Nkosana Mdikane, 74, is known as “Scotland’s happiest lollipop man” due to his singing and dancing at work.West Dunbartonshire Council said safety fears were behind the decision.
But school parents have questioned the council’s reasoning, with one father David Dufton starting a Facebook campaign to try to reverse the move.
A statement from West Dunbartonshire Council said: “All patrollers are instructed when crossing children over a road to remain static with one hand on their stick and the other stretched outwards.
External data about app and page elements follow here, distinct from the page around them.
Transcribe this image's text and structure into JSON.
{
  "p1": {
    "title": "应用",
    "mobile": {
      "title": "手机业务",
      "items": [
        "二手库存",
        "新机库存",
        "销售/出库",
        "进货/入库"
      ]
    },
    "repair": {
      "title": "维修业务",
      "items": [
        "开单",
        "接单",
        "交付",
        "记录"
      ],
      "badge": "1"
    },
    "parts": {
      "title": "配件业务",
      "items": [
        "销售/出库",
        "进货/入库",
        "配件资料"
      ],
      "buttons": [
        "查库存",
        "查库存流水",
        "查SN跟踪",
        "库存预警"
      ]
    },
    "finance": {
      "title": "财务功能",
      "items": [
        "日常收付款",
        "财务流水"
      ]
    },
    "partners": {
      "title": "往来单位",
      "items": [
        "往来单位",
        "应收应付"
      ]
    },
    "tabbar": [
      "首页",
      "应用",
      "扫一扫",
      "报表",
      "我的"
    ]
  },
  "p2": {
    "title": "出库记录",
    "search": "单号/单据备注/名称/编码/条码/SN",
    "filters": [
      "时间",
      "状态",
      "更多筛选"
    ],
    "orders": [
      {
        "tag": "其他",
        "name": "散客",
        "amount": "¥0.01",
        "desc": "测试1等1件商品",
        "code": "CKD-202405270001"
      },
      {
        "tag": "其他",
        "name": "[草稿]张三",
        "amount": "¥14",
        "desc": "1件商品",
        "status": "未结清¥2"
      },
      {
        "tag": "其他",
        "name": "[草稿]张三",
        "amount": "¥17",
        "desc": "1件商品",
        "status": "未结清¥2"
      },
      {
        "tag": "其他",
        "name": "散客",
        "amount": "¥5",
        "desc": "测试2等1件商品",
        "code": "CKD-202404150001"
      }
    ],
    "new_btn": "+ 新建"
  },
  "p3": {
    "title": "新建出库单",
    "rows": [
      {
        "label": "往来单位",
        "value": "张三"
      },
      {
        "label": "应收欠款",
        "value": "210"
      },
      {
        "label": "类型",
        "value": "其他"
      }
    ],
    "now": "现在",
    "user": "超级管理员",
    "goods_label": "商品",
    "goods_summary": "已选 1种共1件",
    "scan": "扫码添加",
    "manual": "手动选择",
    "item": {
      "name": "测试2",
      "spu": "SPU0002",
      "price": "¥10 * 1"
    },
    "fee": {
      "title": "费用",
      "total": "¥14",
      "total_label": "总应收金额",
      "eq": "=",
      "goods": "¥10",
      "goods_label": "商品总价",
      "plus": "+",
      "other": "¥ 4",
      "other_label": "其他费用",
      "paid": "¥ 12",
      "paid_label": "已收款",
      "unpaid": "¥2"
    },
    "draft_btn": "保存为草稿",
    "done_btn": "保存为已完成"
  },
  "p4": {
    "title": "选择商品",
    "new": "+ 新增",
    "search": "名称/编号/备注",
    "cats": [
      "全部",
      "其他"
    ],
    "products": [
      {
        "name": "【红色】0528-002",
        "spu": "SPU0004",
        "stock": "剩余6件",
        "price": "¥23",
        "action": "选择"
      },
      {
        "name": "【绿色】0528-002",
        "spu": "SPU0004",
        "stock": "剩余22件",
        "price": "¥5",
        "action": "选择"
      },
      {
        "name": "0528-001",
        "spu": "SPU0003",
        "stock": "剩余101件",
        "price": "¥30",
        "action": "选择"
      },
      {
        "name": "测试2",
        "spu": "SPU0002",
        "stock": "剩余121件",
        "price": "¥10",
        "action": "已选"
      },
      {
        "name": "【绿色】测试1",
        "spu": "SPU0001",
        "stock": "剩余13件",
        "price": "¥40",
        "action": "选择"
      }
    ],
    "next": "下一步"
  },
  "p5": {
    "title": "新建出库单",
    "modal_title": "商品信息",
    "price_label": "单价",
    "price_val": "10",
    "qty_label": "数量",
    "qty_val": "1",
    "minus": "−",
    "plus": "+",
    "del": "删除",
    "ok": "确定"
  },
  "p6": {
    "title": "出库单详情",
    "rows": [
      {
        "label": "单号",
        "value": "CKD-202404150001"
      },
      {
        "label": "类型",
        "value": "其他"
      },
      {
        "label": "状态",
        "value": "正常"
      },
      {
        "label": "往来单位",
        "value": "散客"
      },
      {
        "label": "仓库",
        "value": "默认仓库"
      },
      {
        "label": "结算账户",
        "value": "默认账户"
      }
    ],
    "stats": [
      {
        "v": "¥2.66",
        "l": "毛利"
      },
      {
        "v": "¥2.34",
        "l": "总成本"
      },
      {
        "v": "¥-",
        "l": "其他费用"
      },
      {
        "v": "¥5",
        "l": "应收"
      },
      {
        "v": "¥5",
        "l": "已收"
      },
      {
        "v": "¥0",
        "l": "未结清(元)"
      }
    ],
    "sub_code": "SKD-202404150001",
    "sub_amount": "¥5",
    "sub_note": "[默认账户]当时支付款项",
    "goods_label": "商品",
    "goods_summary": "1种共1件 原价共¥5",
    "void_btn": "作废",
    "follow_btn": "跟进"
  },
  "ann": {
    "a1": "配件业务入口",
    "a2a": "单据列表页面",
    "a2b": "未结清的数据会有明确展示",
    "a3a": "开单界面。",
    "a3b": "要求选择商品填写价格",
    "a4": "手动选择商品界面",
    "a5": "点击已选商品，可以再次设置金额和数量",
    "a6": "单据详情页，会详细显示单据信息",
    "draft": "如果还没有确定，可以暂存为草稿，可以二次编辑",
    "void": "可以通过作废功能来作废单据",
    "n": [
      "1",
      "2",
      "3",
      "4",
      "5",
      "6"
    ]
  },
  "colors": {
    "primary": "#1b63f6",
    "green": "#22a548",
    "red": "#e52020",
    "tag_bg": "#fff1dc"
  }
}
This ensures that they can be seen and effectively provides a barrier between school pupils and the traffic.”
On its Facebook page the council added: “This is national guidance and has been the case for a number of years.”
But Mr Dufton said he thinks the council’s logic is “flawed”.
Speaking to the BBC Scotland news website, he said: “Because our children want to go and see him [Nkosana Mdikane] they all cross at the pedestrian crossing, rather than anywhere else on the road, so he’s keeping our children safe.
“Also because he’s such a ‘larger than life’ character the cars pay more attention too.”
Mr Dufton said he had been bowled over by the reaction to the Facebook group named “Save the high fives”, which has gained support from almost 3,000 people since it was set up on Wednesday afternoon.
A petition “Reverse the decision to allow our Lollipop man to give high fives!”, also set up by Mr Dufton, has so far been signed by more than 1,000 people.
Mr Mdikane began working as a lollipop man in September 2013, having moved to Scotland from South Africa in 2003.
Soon after beginning work at Aitkenbar Primary School and St Peter’s Primary School in Dumbarton he became a local celebrity, with some drivers even admitting to taking detours past the schools in order to watch Mr Mdikane’s dance routines.
Mr Dufton said Mr Mdikane had been “quite down about the whole thing” but said he hoped Mr Mdikane would see from the Facebook campaign and petition that parents were “right behind him”.BBC